Jamie Jensen, author of Road Trip USA: Cross-Country Adventures on America's Two-Lane Highways, has probably seen more two-lane blacktop than Kerouac did. Jensen has just released an updated fifth edition of his 900-page book, full of road-trip itineraries with detailed maps, trivia, roadside curiosities, and dining and accommodation recommendations. Jensen first started researching the book in 1990 and has since traveled more than 400,000 miles. We picked his brain about the Great American Road Trip. Maybe you'll be inspired to take a close-to-home trip after reading it—especially given today's reasonable gas prices.
BT: What has been your most memorable find?
If I have to choose one truly special place, it would probably be the borderland between the Sand Hills of Nebraska and the Black Hills of South Dakota. Within a couple hours drive of Mount Rushmore and Wounded Knee, you have a full spectrum of highlights, including my favorite oddball roadside monument—Carhenge, a replica of ancient Stonehenge, made out of 1970s American cars. History buffs will love Fort Robinson, where Sioux chief Crazy Horse was captured (and murdered) in 1877; also the Museum of the Fur Trade in Chadron. Feast on great milk shakes and up to 2-pound (!) hamburgers at a classic old soda-fountain diner, Sioux Sundries, in the one-stoplight town of Harrison. All that said, if you asked me again tomorrow I'm sure I'd come up with a dozen other favorite places like this, which I've found over the country.
BT: What are your top tips?
One great way to save money and still have a great time is to go camping—the USA has perhaps the best and most beautiful national and state parks in the world, yet for some reason many Americans don't take advantage of them. Not only is a campsite less than half the price of a motel (and many campsites, if you are willing and able to hike a short way away from roads and RV-ers, are free!), but since you do your own cooking the food is comparatively cheap. (And all food tastes better outdoors!)
BT: What's the most important thing to consider when putting together a road trip itinerary?
For me the most important thing is not to be too ambitious—make sure you factor in enough time to savor and enjoy the things you do on your trip. So often, people make the mistake of "over-scheduling", of feeling they ought to be moving on to the next stop, when what is important is to relax and enjoy the moments. Leave yourself enough time for spontaneity and serendipity.
BT: What are some areas of the country that are prime for road tripping but are often forgotten?
One place that great for traveling but not exactly famous is the Great Lakes, and especially the Upper Peninsula of Michigan.
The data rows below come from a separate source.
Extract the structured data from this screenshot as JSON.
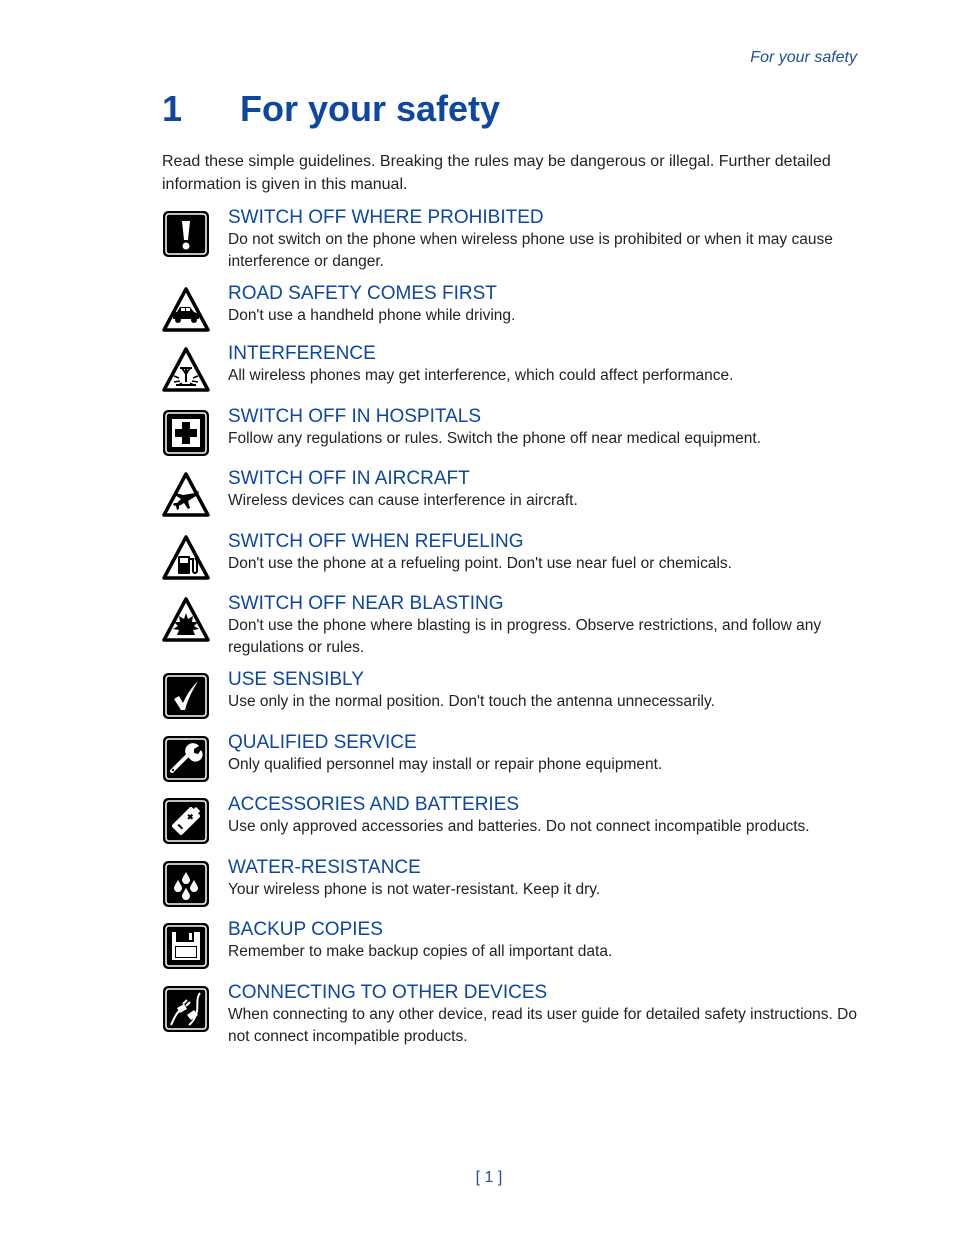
{
  "header": {
    "running_title": "For your safety"
  },
  "chapter": {
    "number": "1",
    "title": "For your safety"
  },
  "intro": "Read these simple guidelines. Breaking the rules may be dangerous or illegal. Further detailed information is given in this manual.",
  "items": [
    {
      "icon": "exclamation-icon",
      "title": "SWITCH OFF WHERE PROHIBITED",
      "description": "Do not switch on the phone when wireless phone use is prohibited or when it may cause interference or danger."
    },
    {
      "icon": "car-warning-icon",
      "title": "ROAD SAFETY COMES FIRST",
      "description": "Don't use a handheld phone while driving."
    },
    {
      "icon": "interference-warning-icon",
      "title": "INTERFERENCE",
      "description": "All wireless phones may get interference, which could affect performance."
    },
    {
      "icon": "medical-cross-icon",
      "title": "SWITCH OFF IN HOSPITALS",
      "description": "Follow any regulations or rules. Switch the phone off near medical equipment."
    },
    {
      "icon": "aircraft-warning-icon",
      "title": "SWITCH OFF IN AIRCRAFT",
      "description": "Wireless devices can cause interference in aircraft."
    },
    {
      "icon": "fuel-pump-warning-icon",
      "title": "SWITCH OFF WHEN REFUELING",
      "description": "Don't use the phone at a refueling point. Don't use near fuel or chemicals."
    },
    {
      "icon": "blasting-warning-icon",
      "title": "SWITCH OFF NEAR BLASTING",
      "description": "Don't use the phone where blasting is in progress. Observe restrictions, and follow any regulations or rules."
    },
    {
      "icon": "checkmark-icon",
      "title": "USE SENSIBLY",
      "description": "Use only in the normal position. Don't touch the antenna unnecessarily."
    },
    {
      "icon": "wrench-icon",
      "title": "QUALIFIED SERVICE",
      "description": "Only qualified personnel may install or repair phone equipment."
    },
    {
      "icon": "battery-icon",
      "title": "ACCESSORIES AND BATTERIES",
      "description": "Use only approved accessories and batteries. Do not connect incompatible products."
    },
    {
      "icon": "water-drops-icon",
      "title": "WATER-RESISTANCE",
      "description": "Your wireless phone is not water-resistant. Keep it dry."
    },
    {
      "icon": "floppy-disk-icon",
      "title": "BACKUP COPIES",
      "description": "Remember to make backup copies of all important data."
    },
    {
      "icon": "plug-connector-icon",
      "title": "CONNECTING TO OTHER DEVICES",
      "description": "When connecting to any other device, read its user guide for detailed safety instructions. Do not connect incompatible products."
    }
  ],
  "footer": {
    "page_number": "[ 1 ]"
  },
  "colors": {
    "heading_blue": "#0d47a1",
    "body_text": "#222222",
    "icon_black": "#000000"
  }
}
Here you have gorgeous scenery (rugged mountains and dense forests, and of course the lakes), with a lot of history (think Paul Bunyan). [Editor's note: Budget Travel has a four-day road trip itinerary for Michigan's Upper Peninsula.]
Duluth is another one of those wonderful mid-sized American cities no one thinks of for a vacation, but which happens to be tons of fun.
Other less-known but fun cities I like: Buffalo, with its wonderful architecture and access to Niagara Falls; Memphis, with Elvis, a great minor league baseball stadium and access to the musical road trip heaven of the Mississippi Delta; and Missoula, Mont., which is a great college town right at the heart of the majestic Rocky Mountains.
Want more? Check out Jensen's website.